A second project, called Engineering Futures, which he is getting off the ground with Tooker endowment support, focuses on ASU freshman engineering majors — in particular students who are in the first generation in their families to go to college and/or those with financial need.
The goal is to boost the persistence of young engineering students who may not be familiar with a university environment and may not know what engineers actually do in the workplace.
“They are the students who most often will not have a support structure of peers and role models who are engineers around them,” Ganesh explains. “We want to provide them a network that will give them those things, and help keep them on track with their education and career pursuits.”
The plan is for Engineering Futures groups to stay together from the start of the students’ freshman year until the end of their sophomore year.
During that time they will participate in short courses and workshops designed to instruct them how to effectively build teams to collaborate on academic studies as well as extracurricular projects in which they apply engineering skills.
They will learn to use software and other technologies to help them organize projects and to develop methods, systems, tools and products from the design stage to actual production.
They’ll be introduced to the basics of research, entrepreneurship, professional leadership and communications, with a concentration on skills that are most useful in the workplace.
Along the way, students will get a chance to connect with more experienced engineering students, alumni and professional engineers.
“The industry partners we are recruiting to work with the Engineering Futures program are excited and eager to get involved,” said Robin Hammond, director of the Fulton Schools Career Center. “They understand that these Tooker-sponsored programs are essential to building pathways for the exceptional engineers and talented future employees that their companies have come to expect from ASU’s Fulton Schools of Engineering.”
In the first of these pilot programs, Ganesh explained, “We are showing high school students how to imagine what their future could be like if they chose to study engineering.”
In the second program, “We are showing freshmen and sophomore students how they can begin to construct that future for themselves while they are here at the university, and how that is a collaborative project you do with your teachers, mentors, industry professionals, advisors and fellow students.”
He said education research has shown what is essential to the success of such endeavors: sustained effort, group support and instilling a sense of greater purpose.
“It takes a support network, a community that shares problems and challenges and aspirations,” Ganesh said. Succeeding is not a matter of competing against others to get higher grades, but of working together to learn skills and accomplish goals that benefit the group.
And it takes time for individuals to evolve into such a communal venture.
“Short-term orientation just does not work,” Ganesh said. “To build the self-confidence you need to succeed, you have to explore and experience things over a long period of time.”

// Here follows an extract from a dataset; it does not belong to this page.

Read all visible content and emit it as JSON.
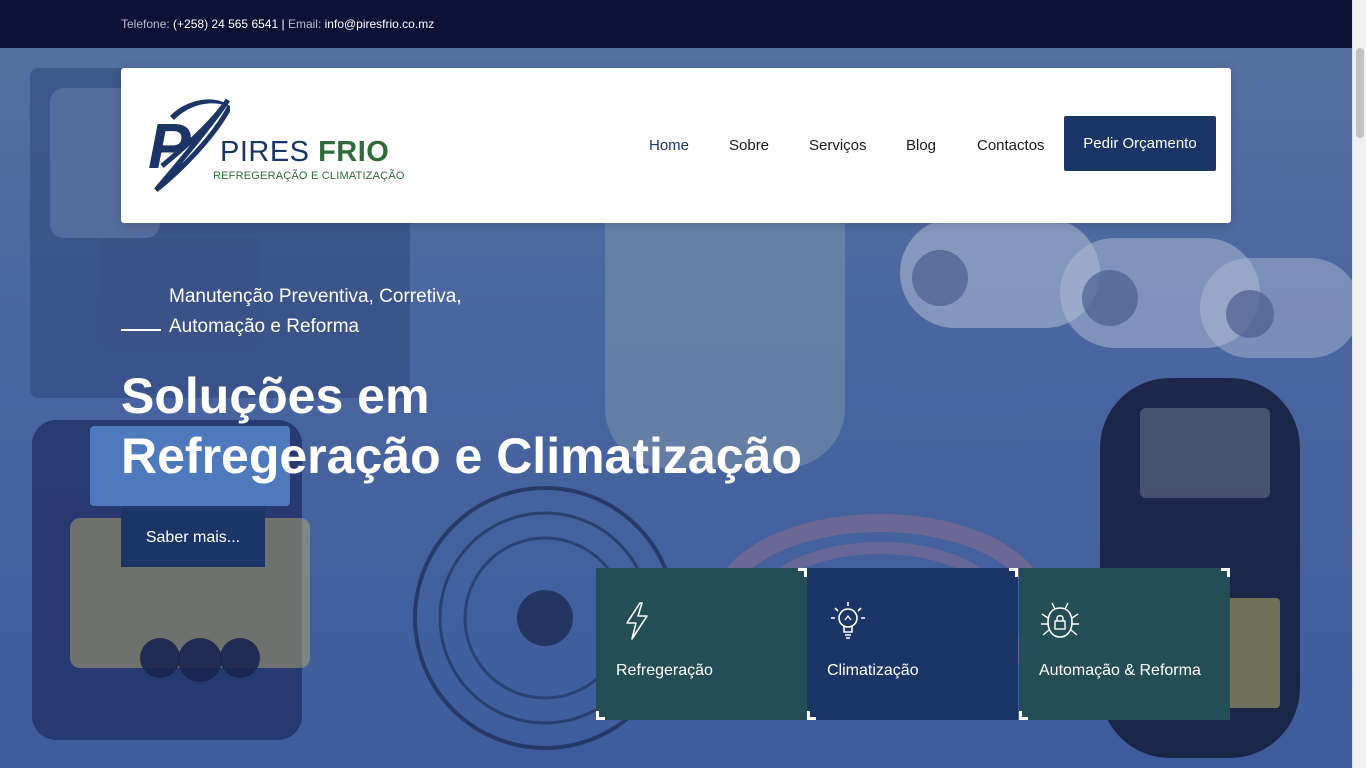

Beyond that, getting students to major in engineering and persist in the face of difficulty requires showing them they are not training to be simply competent technicians who are going to be doing skilled but unfulfilling jobs.
“They need to feel that their work can make a difference,” Ganesh said. “There is solid evidence that this is a critical motivation for students, to know they will learn things that can improve their communities and society.”
One of the impediments to turning teens and young adults toward engineering is that “it is not always seen as the helping profession that it is,” he said.
“We are living in a world with seven billion people that is going to be in greater need of all the basic things necessary to live well, and engineers are going to have roles to play in providing all of those things,” he said. “We have to make young people aware of the relevance that engineering will always have.”